Venezuelan bonds have rallied sharply over the past week as the country’s opposition has mounted a renewed legislative challenge to President Nicolas Maduro, whose second term in office started this month and has been widely dubbed as illegitimate.
The opposition-run congress on Tuesday declared Maduro a usurper, and the United States and numerous Latin American governments have called the legislature the country’s only legitimate institution.
The country’s bonds are nearly all in default as Venezuela’s hyperinflationary economy spirals downward and investors see little chance of a debt restructuring under Maduro, whose government is under sanctions by the United States.
Venezuela’s benchmark 2027 bond is trading at a more than five-month high of 28 cents on the dollar, rising from under 23 cents just over a week ago for a paper return of over 20 percent. The state oil company Petroleos de Venezuela Feb 2022 bond is also a near five-month high of 24.5 cents.

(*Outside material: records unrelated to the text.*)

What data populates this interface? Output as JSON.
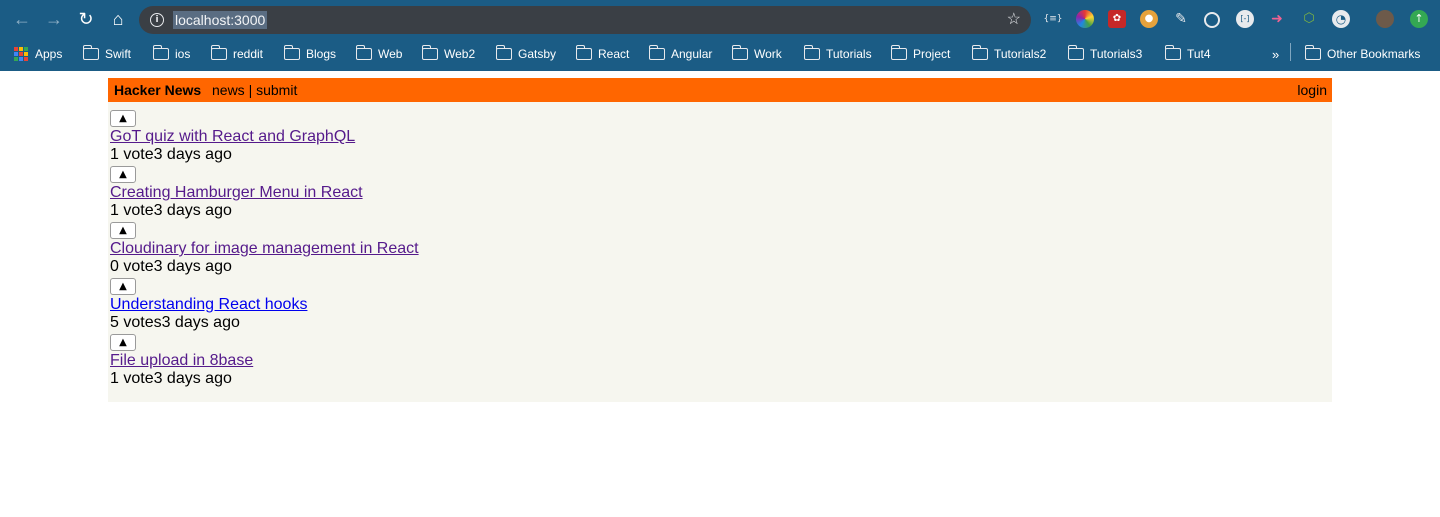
{
  "browser": {
    "address": "localhost:3000",
    "bookmarks": [
      "Apps",
      "Swift",
      "ios",
      "reddit",
      "Blogs",
      "Web",
      "Web2",
      "Gatsby",
      "React",
      "Angular",
      "Work",
      "Tutorials",
      "Project",
      "Tutorials2",
      "Tutorials3",
      "Tut4"
    ],
    "overflow": "»",
    "other_bookmarks": "Other Bookmarks"
  },
  "hn": {
    "brand": "Hacker News",
    "nav_news": "news",
    "nav_sep": "|",
    "nav_submit": "submit",
    "login": "login",
    "vote_glyph": "▲",
    "links": [
      {
        "title": "GoT quiz with React and GraphQL",
        "meta": "1 vote3 days ago"
      },
      {
        "title": "Creating Hamburger Menu in React",
        "meta": "1 vote3 days ago"
      },
      {
        "title": "Cloudinary for image management in React",
        "meta": "0 vote3 days ago"
      },
      {
        "title": "Understanding React hooks",
        "meta": "5 votes3 days ago"
      },
      {
        "title": "File upload in 8base",
        "meta": "1 vote3 days ago"
      }
    ]
  }
}
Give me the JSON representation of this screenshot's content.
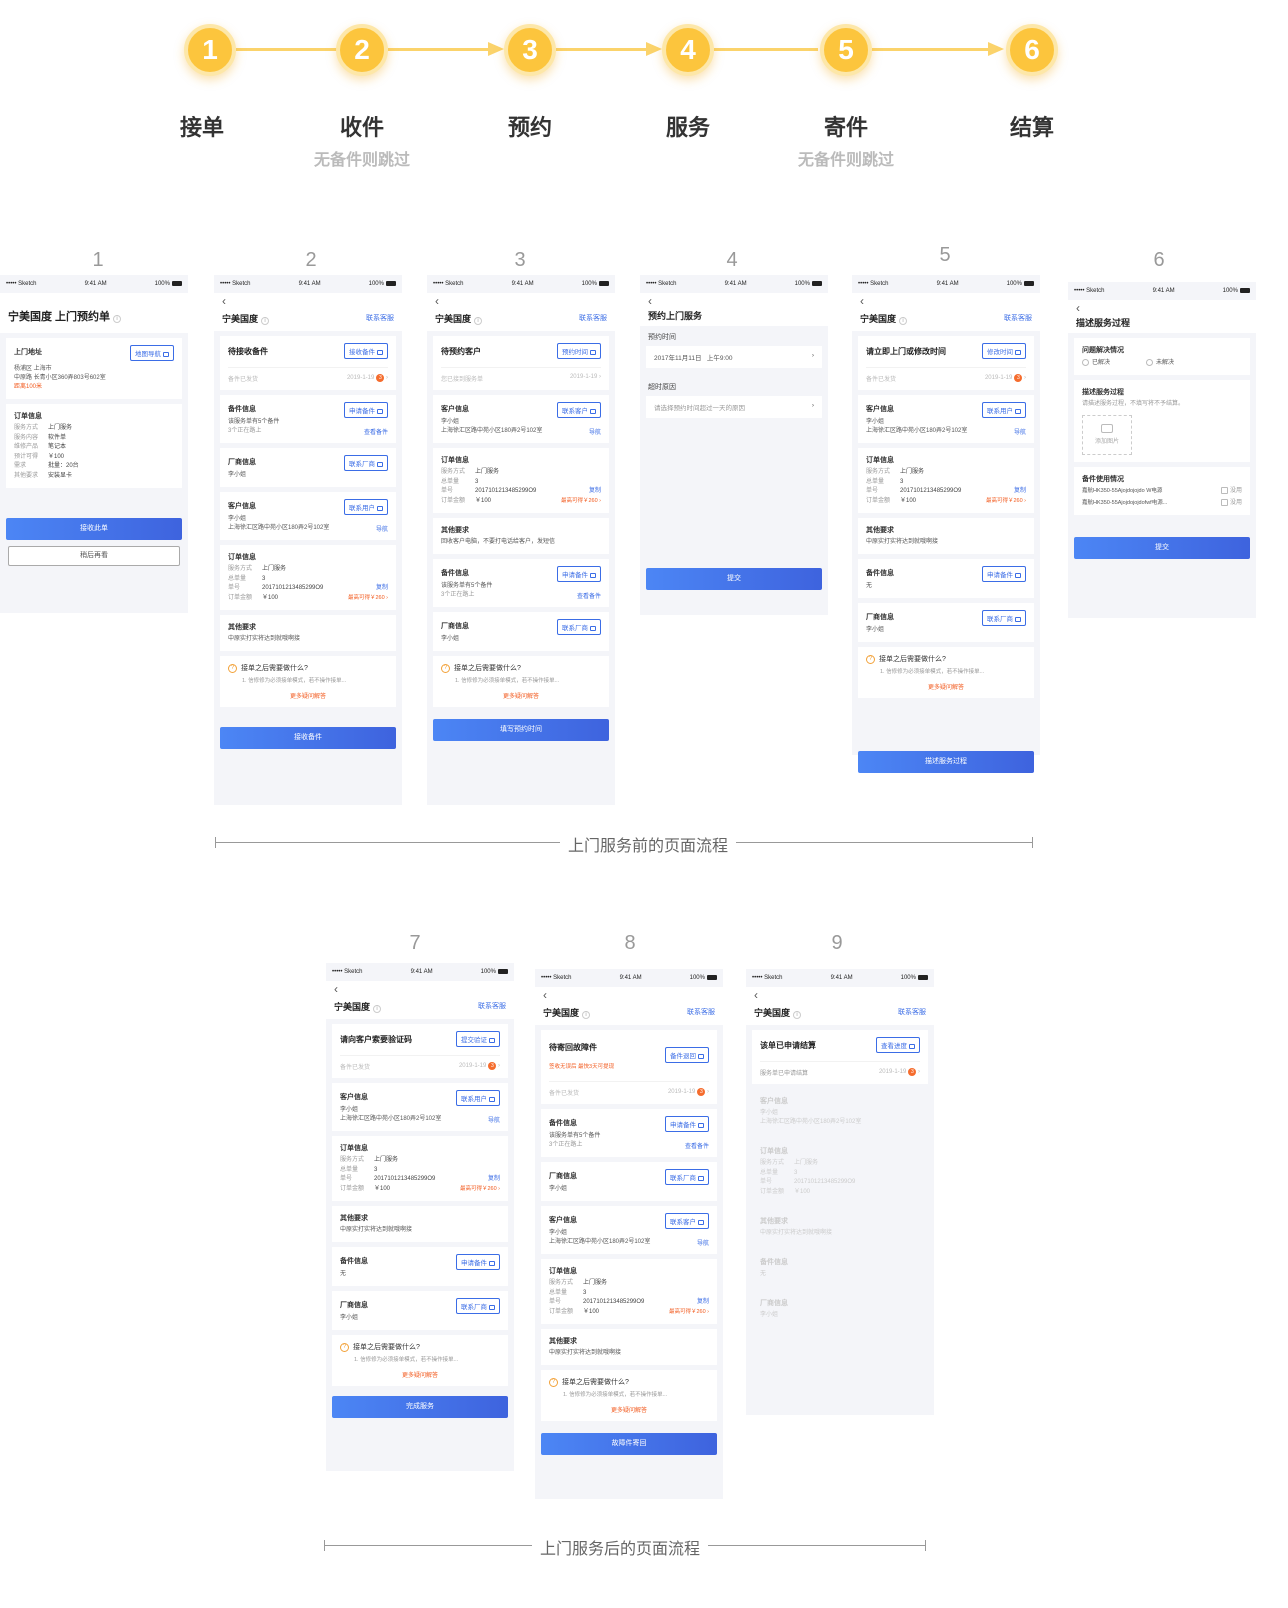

“There are some signs of defections and some news reports of the U.S. mulling over intensifying sanctions … all of that is adding to a renewed possibility of change in regime combined with very depressed prices,” said Shamaila Khan, director of emerging market debt at AllianceBernstein in New York.
AB’s EM Debt portfolio owned Venezuela’s 2027 bond as of a September 2018 filing.
“There has been speculation in the past and right now that’s all it is, speculation,” she said, on the possibility of a change in the government.
The combative 35-year-old Juan Guaido, the new leader of the congress, has said he is willing to assume the presidency to replace Maduro due to accusations of fraud in last year’s election. Advisers to U.S. President Donald Trump are considering recognizing Guaido as the country’s legitimate leader, sources have said.
To be sure, an investor in Venezuela who asked not to be identified said because of low prices and exceptionally thin trading volumes “any fund that decides to make a speculative purchase will move the market.”
Prices could also be benefiting from a double-digit percentage rise in oil prices so far this year.
Maduro’s government and state-owned companies owe some $8 billion in unpaid interest and principal amid the collapse of the country’s once-wealthy socialist economy.
A group of creditors has demanded payment on a $1.5 billion Venezuelan bond that is in default, kicking off a long-awaited showdown between debt holders and the crisis-wracked OPEC nation.
Maduro says the government is victim of an “economic war” led by opposition adversaries.
(Reporting by Corina Pons and Rodrigo Campos, Writing by Brian Ellsworth, Editing by Rosalba O’Brien)